Rio's small firms getting a helping hand
Like millions of Brazilians, Melania Portela Xavier sees setting up her own business as the only way to earn more money and enjoy a better standard of life.
In recent years Ms Xavier has been earning the Brazilian minimum wage, which currently stands at 788 reals ($249; £165) a month, working in telemarketing.
Yet the 40-year-old, who lives in Bonsucesso, a scruffy middle class neighbourhood which lies between two sprawling favelas, or shanty towns, in the northern zone of Rio de Janeiro, says this is not enough to get by with.
"Rent for a house with one bedroom, living room, kitchen and bathroom [in Bonsucesso] is 750 reals [per month]," she says. "The minimum wage is not sufficient.
"I'm a person who wants to work, and setting up a business is a way of earning more money."
To try to earn a higher income Ms Xavier hopes to move into the world of fashion, and start designing, making and selling artisan clothes.
To help her successfully launch and run the business, Ms Xavier is taking advantage of free classes offered by Sebrae, a Brazil-wide not-for-profit support service for sole traders and small businesses.
Sebrae's free classes in Rio are funded by the city's municipal council, the federal government, and contributions from large companies.
They teach numerous aspects of setting up and running a new business, such as bookkeeping, purchasing, price negotiation, and producing receipts.

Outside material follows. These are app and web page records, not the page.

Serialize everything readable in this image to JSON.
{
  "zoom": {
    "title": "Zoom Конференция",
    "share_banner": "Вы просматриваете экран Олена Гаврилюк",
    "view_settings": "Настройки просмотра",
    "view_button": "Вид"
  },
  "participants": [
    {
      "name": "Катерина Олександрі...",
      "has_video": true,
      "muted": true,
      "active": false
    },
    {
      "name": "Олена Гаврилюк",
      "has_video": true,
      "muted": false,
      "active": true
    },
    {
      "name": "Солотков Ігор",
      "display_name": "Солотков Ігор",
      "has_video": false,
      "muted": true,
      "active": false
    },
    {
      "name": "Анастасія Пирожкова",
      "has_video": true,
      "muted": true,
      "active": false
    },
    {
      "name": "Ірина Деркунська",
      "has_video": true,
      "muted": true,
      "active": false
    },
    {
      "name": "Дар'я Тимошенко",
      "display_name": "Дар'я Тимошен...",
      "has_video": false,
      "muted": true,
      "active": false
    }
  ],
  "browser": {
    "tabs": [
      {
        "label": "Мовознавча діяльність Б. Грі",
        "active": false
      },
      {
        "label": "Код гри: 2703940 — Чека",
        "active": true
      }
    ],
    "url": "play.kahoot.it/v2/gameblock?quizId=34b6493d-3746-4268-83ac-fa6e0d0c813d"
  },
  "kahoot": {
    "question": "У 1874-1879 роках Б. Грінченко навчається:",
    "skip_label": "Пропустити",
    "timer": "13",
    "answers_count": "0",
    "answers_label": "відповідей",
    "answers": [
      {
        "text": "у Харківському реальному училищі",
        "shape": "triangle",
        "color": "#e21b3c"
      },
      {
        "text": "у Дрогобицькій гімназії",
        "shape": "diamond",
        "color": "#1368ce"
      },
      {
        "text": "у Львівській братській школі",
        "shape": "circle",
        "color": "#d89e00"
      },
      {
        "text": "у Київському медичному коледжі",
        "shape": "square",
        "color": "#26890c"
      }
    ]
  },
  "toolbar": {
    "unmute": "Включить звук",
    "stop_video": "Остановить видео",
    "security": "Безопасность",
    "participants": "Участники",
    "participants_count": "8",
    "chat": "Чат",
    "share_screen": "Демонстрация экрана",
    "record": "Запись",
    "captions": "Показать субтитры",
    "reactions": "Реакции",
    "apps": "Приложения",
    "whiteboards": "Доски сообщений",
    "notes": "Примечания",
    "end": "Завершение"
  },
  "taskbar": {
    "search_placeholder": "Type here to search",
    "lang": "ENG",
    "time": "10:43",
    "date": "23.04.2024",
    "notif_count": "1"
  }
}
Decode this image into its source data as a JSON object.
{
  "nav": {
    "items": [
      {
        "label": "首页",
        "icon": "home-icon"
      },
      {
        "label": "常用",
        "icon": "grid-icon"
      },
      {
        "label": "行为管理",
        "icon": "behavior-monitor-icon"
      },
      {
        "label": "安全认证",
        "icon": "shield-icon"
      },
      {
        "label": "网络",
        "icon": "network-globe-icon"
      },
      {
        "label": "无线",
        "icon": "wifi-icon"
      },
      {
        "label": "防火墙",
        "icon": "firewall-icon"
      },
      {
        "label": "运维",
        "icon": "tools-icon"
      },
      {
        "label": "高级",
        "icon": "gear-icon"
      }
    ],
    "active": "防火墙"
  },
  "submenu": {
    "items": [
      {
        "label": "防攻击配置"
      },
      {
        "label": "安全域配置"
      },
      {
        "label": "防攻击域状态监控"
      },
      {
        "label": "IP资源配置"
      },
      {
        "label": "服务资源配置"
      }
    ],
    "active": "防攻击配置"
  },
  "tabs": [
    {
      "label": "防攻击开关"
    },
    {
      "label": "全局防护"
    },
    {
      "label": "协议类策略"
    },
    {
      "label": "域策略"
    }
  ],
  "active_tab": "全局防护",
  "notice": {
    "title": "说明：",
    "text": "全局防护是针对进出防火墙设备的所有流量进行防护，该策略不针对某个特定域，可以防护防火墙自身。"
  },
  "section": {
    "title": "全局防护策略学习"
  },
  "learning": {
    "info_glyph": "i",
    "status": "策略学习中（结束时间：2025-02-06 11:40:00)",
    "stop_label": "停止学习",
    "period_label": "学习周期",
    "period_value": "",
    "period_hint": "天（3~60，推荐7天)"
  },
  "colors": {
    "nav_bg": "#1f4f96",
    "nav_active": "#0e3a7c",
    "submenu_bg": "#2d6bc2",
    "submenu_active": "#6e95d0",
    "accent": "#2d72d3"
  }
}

Sebrae can also help participants get bank accounts and loans, and get their hands on technology such as chip and pin machines so they don't only have to accept cash.
The Sebrae workshops have now been running in Rio for two years, and attracted more than 5,000 participants so far.
They are held at the city's eight Knowledge Clouds, futuristic-looking buildings which provide free computer and library access across Rio's poorer northern and western zones, and which are owned and run by the city council.
For Rosa Virginia Souza de Barcelo, from Coelho Neto, also in Rio's northern zone, the Sebrae workshops are giving her a second chance.
The 64 year old mother of two was once a hairdresser, but had to give up her dream of running a salon when she got married and her husband's work took her away from Rio.
She says: "I used to be recognised by other neighbourhoods for cutting hair, people would seek me out. But I married and then I left. It was my son's time, and I had to give up work.
"I'm doing the course to update myself on what is happening, and how to do pricing."
Meanwhile, Paulo Camoes Da Silva, who already runs his own dietary supplement business in Rio, says that thanks to the lessons he learned from attending Sebrae classes, he was able to see his profits rise "considerably".
Rodrigo Brantes, who leads Sebrae classes in Rio, says that the workshops can be particularly useful for sole traders from poorer backgrounds, who "live quite precariously day-to-day in terms of business".
He adds: "Many such traders don't have financial controls, so on a daily basis if they make a sale that is a bit more significant than usual, that money is automatically spent on something private".
Mr Brantes says that Sebra workshops can help these people better look after their cash flows, and try to build up reserves of money.
Another aim of Sebrae is to encourage more Brazilian sole traders and small firms to join the formal economy, and officially register their businesses.
The knock-on impact of this is that the businessmen and women, and any staff they have, would suddenly have to pay tax.
And with an estimated four millions Brazilians working in the informal sector, there is a lot of potential tax revenues to be gathered.
Mr Da Silva adds that there are numerous benefits to going legitimate, such as being able to get a bank account and a loan.
He adds: "Today, as a legal entity I can buy products directly from manufacturers, without needing intermediaries [to buy on my behalf], which has increased my income by about 30%."
Wilson Franca dos Santos, a spokesman for Rio city council's science and technology secretary, says that if sole traders or small firms in the city register with the authorities, then they can access a wealth or additional support and advice, such as grants and loans.
He says that "if they are clandestine, then City Hall can't help them."